The coronavirus, combined with climate change and conflict, is expected to exacerbate already long-running crises in many developing countries next year, according to a new report from the International Rescue Committee (IRC), a major US humanitarian group.
Despite the gravity of the pandemic, the direct impact of Covid-19 in areas where the IRC operates was less damaging than feared, the organization’s CEO David Milliband said on Tuesday. But it came with disastrous side effects, he added, including disrupting supply chains, causing food insecurity in some countries, and driving people away from hospitals, resulting in poor treatment for other diseases, including malaria.
Many of these are worsening life in the countries named on IRC’s annual emergency watchlist, which identifies places at risk of humanitarian catastrophe. Extreme poverty caused by lockdowns and border closures, for example, could trigger famines in South Sudan, Burkina Faso, and Yemen, it warns.

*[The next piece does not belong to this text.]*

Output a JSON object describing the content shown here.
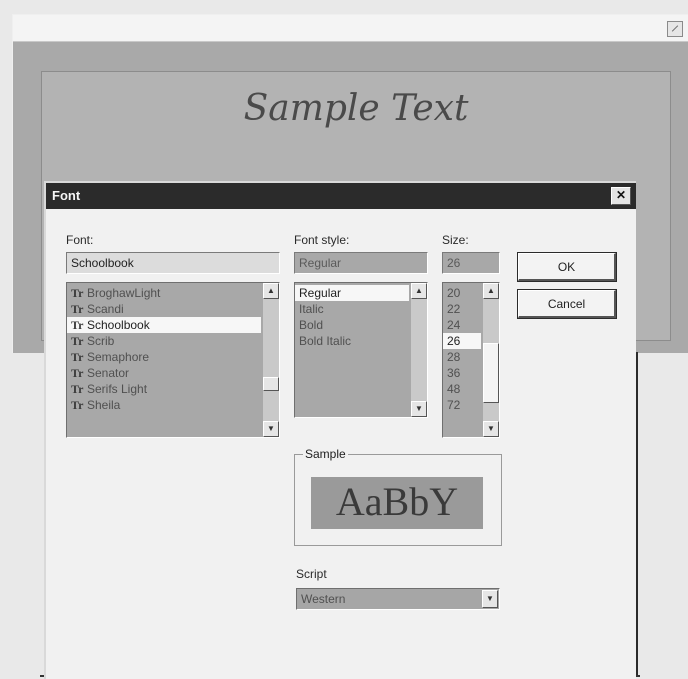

Yemen is at the top of the organization’s watchlist this year, raising particular concern as a nation that has also been plagued by years of war. Conflict-torn Afghanistan, Syria, the Democratic Republic of Congo and Ethiopia make up the list’s top five countries.
In all, the 20 countries on IRC’s list represent just 10% of the global population, but account for 85% of those in humanitarian need, it says. “Watchlist 2021 reveals that the world is facing both unprecedented humanitarian emergencies as well as a political crisis of inaction and global retreat from humanitarian obligations,” the IRC said in a statement Monday.
While Milliband described the development Covid-19 vaccines as an immensely positive story because of the cooperation of private companies and public entities in researching and developing a wide range of vaccines in record time, he highlighted the difficulty of securing and distributing doses for countries where both financing and health infrastructure are limited.
Asked by CNN about the possible delivery of vaccines to developing nations next year, the IRC chief was not optimistic. “Shortages of supply of Covid-19 vaccines mean the vast majority of people in fragile and humanitarian contexts- and in low-income and many middle- income states- will not be able to access a Covid-19 vaccine in 2021, and possibly for multiple years ahead,” he said.